┌──
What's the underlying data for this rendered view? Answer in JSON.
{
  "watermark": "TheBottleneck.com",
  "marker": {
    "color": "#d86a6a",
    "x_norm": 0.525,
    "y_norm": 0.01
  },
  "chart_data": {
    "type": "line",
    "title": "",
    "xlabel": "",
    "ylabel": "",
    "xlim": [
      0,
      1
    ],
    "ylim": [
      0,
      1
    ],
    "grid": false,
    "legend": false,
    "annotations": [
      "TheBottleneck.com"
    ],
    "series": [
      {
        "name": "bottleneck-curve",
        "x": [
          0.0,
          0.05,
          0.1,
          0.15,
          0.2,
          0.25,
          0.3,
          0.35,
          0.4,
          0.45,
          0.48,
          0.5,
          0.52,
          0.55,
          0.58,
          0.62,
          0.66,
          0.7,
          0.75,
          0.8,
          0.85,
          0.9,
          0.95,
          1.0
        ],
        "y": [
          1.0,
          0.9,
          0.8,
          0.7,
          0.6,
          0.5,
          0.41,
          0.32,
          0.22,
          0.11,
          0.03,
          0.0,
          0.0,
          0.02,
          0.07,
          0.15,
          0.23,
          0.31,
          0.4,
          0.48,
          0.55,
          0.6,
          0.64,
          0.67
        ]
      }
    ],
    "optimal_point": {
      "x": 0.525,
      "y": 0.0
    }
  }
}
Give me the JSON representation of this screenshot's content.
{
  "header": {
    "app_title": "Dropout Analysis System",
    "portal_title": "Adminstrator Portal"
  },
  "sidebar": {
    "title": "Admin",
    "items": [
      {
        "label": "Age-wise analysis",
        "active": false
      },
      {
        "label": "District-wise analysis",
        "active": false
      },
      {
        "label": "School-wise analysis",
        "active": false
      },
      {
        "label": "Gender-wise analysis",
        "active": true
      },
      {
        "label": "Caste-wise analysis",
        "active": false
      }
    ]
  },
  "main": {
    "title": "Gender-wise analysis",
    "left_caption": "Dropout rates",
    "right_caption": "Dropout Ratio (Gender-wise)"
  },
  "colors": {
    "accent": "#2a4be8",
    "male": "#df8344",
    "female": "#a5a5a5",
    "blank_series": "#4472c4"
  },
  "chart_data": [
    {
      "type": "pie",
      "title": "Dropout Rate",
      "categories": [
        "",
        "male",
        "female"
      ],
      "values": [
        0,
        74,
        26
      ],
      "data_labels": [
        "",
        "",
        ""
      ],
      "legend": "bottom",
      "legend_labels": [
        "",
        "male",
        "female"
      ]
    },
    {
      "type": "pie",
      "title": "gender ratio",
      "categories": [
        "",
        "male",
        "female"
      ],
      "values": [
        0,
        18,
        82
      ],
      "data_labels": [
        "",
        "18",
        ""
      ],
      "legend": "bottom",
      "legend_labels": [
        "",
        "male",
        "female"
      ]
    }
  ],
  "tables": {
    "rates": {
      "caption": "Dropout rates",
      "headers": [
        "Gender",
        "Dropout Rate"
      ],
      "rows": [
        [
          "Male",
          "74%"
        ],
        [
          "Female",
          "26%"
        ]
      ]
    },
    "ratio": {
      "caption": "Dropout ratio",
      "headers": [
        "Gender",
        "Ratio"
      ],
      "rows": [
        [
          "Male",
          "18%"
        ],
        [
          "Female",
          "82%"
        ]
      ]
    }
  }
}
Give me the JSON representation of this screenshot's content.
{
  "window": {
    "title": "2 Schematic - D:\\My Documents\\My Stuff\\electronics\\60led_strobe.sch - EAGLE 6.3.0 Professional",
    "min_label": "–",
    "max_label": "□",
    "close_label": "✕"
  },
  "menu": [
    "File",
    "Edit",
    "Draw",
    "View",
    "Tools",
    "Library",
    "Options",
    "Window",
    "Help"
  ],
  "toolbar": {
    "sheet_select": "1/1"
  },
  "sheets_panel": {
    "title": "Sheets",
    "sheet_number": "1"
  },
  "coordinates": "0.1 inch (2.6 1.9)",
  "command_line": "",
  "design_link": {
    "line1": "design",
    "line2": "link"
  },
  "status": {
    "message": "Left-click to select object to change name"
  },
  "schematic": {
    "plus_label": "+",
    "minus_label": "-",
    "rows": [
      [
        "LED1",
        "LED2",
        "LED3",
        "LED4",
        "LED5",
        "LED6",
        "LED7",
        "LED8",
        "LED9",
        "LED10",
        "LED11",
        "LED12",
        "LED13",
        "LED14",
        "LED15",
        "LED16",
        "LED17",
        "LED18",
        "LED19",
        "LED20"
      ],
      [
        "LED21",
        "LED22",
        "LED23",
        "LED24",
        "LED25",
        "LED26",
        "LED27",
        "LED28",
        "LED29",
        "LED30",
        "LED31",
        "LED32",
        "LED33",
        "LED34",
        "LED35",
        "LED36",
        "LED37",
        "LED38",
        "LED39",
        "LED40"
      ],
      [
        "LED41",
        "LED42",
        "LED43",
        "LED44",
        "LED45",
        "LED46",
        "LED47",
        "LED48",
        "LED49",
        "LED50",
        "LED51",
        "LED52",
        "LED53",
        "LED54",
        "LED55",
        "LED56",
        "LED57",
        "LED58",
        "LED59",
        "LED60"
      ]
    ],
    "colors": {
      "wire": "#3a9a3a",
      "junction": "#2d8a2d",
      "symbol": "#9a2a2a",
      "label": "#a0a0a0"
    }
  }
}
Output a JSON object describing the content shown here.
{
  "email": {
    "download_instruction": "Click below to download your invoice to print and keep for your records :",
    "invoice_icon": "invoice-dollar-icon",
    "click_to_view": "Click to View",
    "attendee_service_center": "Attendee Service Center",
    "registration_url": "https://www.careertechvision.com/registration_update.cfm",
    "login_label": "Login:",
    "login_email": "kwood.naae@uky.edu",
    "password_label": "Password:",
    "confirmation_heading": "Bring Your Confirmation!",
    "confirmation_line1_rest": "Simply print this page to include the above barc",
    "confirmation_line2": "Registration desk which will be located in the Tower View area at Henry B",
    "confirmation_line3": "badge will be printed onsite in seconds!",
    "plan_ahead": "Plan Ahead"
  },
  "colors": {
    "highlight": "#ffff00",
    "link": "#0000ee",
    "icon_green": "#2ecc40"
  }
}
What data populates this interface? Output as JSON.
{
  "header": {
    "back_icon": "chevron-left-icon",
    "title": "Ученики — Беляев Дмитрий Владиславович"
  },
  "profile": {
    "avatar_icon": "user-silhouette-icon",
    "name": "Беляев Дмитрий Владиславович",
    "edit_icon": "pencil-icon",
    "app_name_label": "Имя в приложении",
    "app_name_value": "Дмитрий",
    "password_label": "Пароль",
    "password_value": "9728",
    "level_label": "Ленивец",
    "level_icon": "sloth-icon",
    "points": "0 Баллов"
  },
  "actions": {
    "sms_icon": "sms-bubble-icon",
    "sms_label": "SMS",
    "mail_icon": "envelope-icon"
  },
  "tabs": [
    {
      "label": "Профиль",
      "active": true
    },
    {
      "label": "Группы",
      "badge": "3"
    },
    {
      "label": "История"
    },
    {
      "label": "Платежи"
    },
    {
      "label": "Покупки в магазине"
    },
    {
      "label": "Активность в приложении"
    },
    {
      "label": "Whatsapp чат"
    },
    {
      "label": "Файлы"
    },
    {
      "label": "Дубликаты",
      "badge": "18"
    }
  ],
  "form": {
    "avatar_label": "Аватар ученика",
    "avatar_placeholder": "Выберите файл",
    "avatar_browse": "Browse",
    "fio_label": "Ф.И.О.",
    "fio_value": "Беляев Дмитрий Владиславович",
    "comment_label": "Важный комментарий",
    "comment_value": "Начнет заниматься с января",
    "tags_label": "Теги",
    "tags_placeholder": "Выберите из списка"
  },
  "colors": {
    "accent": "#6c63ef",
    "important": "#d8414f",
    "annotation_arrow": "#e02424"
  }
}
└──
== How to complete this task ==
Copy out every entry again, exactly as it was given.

== Result ==
What's the underlying data for this rendered view? Answer in JSON.
{
  "watermark": "TheBottleneck.com",
  "marker": {
    "color": "#d86a6a",
    "x_norm": 0.525,
    "y_norm": 0.01
  },
  "chart_data": {
    "type": "line",
    "title": "",
    "xlabel": "",
    "ylabel": "",
    "xlim": [
      0,
      1
    ],
    "ylim": [
      0,
      1
    ],
    "grid": false,
    "legend": false,
    "annotations": [
      "TheBottleneck.com"
    ],
    "series": [
      {
        "name": "bottleneck-curve",
        "x": [
          0.0,
          0.05,
          0.1,
          0.15,
          0.2,
          0.25,
          0.3,
          0.35,
          0.4,
          0.45,
          0.48,
          0.5,
          0.52,
          0.55,
          0.58,
          0.62,
          0.66,
          0.7,
          0.75,
          0.8,
          0.85,
          0.9,
          0.95,
          1.0
        ],
        "y": [
          1.0,
          0.9,
          0.8,
          0.7,
          0.6,
          0.5,
          0.41,
          0.32,
          0.22,
          0.11,
          0.03,
          0.0,
          0.0,
          0.02,
          0.07,
          0.15,
          0.23,
          0.31,
          0.4,
          0.48,
          0.55,
          0.6,
          0.64,
          0.67
        ]
      }
    ],
    "optimal_point": {
      "x": 0.525,
      "y": 0.0
    }
  }
}
Give me the JSON representation of this screenshot's content.
{
  "header": {
    "app_title": "Dropout Analysis System",
    "portal_title": "Adminstrator Portal"
  },
  "sidebar": {
    "title": "Admin",
    "items": [
      {
        "label": "Age-wise analysis",
        "active": false
      },
      {
        "label": "District-wise analysis",
        "active": false
      },
      {
        "label": "School-wise analysis",
        "active": false
      },
      {
        "label": "Gender-wise analysis",
        "active": true
      },
      {
        "label": "Caste-wise analysis",
        "active": false
      }
    ]
  },
  "main": {
    "title": "Gender-wise analysis",
    "left_caption": "Dropout rates",
    "right_caption": "Dropout Ratio (Gender-wise)"
  },
  "colors": {
    "accent": "#2a4be8",
    "male": "#df8344",
    "female": "#a5a5a5",
    "blank_series": "#4472c4"
  },
  "chart_data": [
    {
      "type": "pie",
      "title": "Dropout Rate",
      "categories": [
        "",
        "male",
        "female"
      ],
      "values": [
        0,
        74,
        26
      ],
      "data_labels": [
        "",
        "",
        ""
      ],
      "legend": "bottom",
      "legend_labels": [
        "",
        "male",
        "female"
      ]
    },
    {
      "type": "pie",
      "title": "gender ratio",
      "categories": [
        "",
        "male",
        "female"
      ],
      "values": [
        0,
        18,
        82
      ],
      "data_labels": [
        "",
        "18",
        ""
      ],
      "legend": "bottom",
      "legend_labels": [
        "",
        "male",
        "female"
      ]
    }
  ],
  "tables": {
    "rates": {
      "caption": "Dropout rates",
      "headers": [
        "Gender",
        "Dropout Rate"
      ],
      "rows": [
        [
          "Male",
          "74%"
        ],
        [
          "Female",
          "26%"
        ]
      ]
    },
    "ratio": {
      "caption": "Dropout ratio",
      "headers": [
        "Gender",
        "Ratio"
      ],
      "rows": [
        [
          "Male",
          "18%"
        ],
        [
          "Female",
          "82%"
        ]
      ]
    }
  }
}
Give me the JSON representation of this screenshot's content.
{
  "window": {
    "title": "2 Schematic - D:\\My Documents\\My Stuff\\electronics\\60led_strobe.sch - EAGLE 6.3.0 Professional",
    "min_label": "–",
    "max_label": "□",
    "close_label": "✕"
  },
  "menu": [
    "File",
    "Edit",
    "Draw",
    "View",
    "Tools",
    "Library",
    "Options",
    "Window",
    "Help"
  ],
  "toolbar": {
    "sheet_select": "1/1"
  },
  "sheets_panel": {
    "title": "Sheets",
    "sheet_number": "1"
  },
  "coordinates": "0.1 inch (2.6 1.9)",
  "command_line": "",
  "design_link": {
    "line1": "design",
    "line2": "link"
  },
  "status": {
    "message": "Left-click to select object to change name"
  },
  "schematic": {
    "plus_label": "+",
    "minus_label": "-",
    "rows": [
      [
        "LED1",
        "LED2",
        "LED3",
        "LED4",
        "LED5",
        "LED6",
        "LED7",
        "LED8",
        "LED9",
        "LED10",
        "LED11",
        "LED12",
        "LED13",
        "LED14",
        "LED15",
        "LED16",
        "LED17",
        "LED18",
        "LED19",
        "LED20"
      ],
      [
        "LED21",
        "LED22",
        "LED23",
        "LED24",
        "LED25",
        "LED26",
        "LED27",
        "LED28",
        "LED29",
        "LED30",
        "LED31",
        "LED32",
        "LED33",
        "LED34",
        "LED35",
        "LED36",
        "LED37",
        "LED38",
        "LED39",
        "LED40"
      ],
      [
        "LED41",
        "LED42",
        "LED43",
        "LED44",
        "LED45",
        "LED46",
        "LED47",
        "LED48",
        "LED49",
        "LED50",
        "LED51",
        "LED52",
        "LED53",
        "LED54",
        "LED55",
        "LED56",
        "LED57",
        "LED58",
        "LED59",
        "LED60"
      ]
    ],
    "colors": {
      "wire": "#3a9a3a",
      "junction": "#2d8a2d",
      "symbol": "#9a2a2a",
      "label": "#a0a0a0"
    }
  }
}
Output a JSON object describing the content shown here.
{
  "email": {
    "download_instruction": "Click below to download your invoice to print and keep for your records :",
    "invoice_icon": "invoice-dollar-icon",
    "click_to_view": "Click to View",
    "attendee_service_center": "Attendee Service Center",
    "registration_url": "https://www.careertechvision.com/registration_update.cfm",
    "login_label": "Login:",
    "login_email": "kwood.naae@uky.edu",
    "password_label": "Password:",
    "confirmation_heading": "Bring Your Confirmation!",
    "confirmation_line1_rest": "Simply print this page to include the above barc",
    "confirmation_line2": "Registration desk which will be located in the Tower View area at Henry B",
    "confirmation_line3": "badge will be printed onsite in seconds!",
    "plan_ahead": "Plan Ahead"
  },
  "colors": {
    "highlight": "#ffff00",
    "link": "#0000ee",
    "icon_green": "#2ecc40"
  }
}
What data populates this interface? Output as JSON.
{
  "header": {
    "back_icon": "chevron-left-icon",
    "title": "Ученики — Беляев Дмитрий Владиславович"
  },
  "profile": {
    "avatar_icon": "user-silhouette-icon",
    "name": "Беляев Дмитрий Владиславович",
    "edit_icon": "pencil-icon",
    "app_name_label": "Имя в приложении",
    "app_name_value": "Дмитрий",
    "password_label": "Пароль",
    "password_value": "9728",
    "level_label": "Ленивец",
    "level_icon": "sloth-icon",
    "points": "0 Баллов"
  },
  "actions": {
    "sms_icon": "sms-bubble-icon",
    "sms_label": "SMS",
    "mail_icon": "envelope-icon"
  },
  "tabs": [
    {
      "label": "Профиль",
      "active": true
    },
    {
      "label": "Группы",
      "badge": "3"
    },
    {
      "label": "История"
    },
    {
      "label": "Платежи"
    },
    {
      "label": "Покупки в магазине"
    },
    {
      "label": "Активность в приложении"
    },
    {
      "label": "Whatsapp чат"
    },
    {
      "label": "Файлы"
    },
    {
      "label": "Дубликаты",
      "badge": "18"
    }
  ],
  "form": {
    "avatar_label": "Аватар ученика",
    "avatar_placeholder": "Выберите файл",
    "avatar_browse": "Browse",
    "fio_label": "Ф.И.О.",
    "fio_value": "Беляев Дмитрий Владиславович",
    "comment_label": "Важный комментарий",
    "comment_value": "Начнет заниматься с января",
    "tags_label": "Теги",
    "tags_placeholder": "Выберите из списка"
  },
  "colors": {
    "accent": "#6c63ef",
    "important": "#d8414f",
    "annotation_arrow": "#e02424"
  }
}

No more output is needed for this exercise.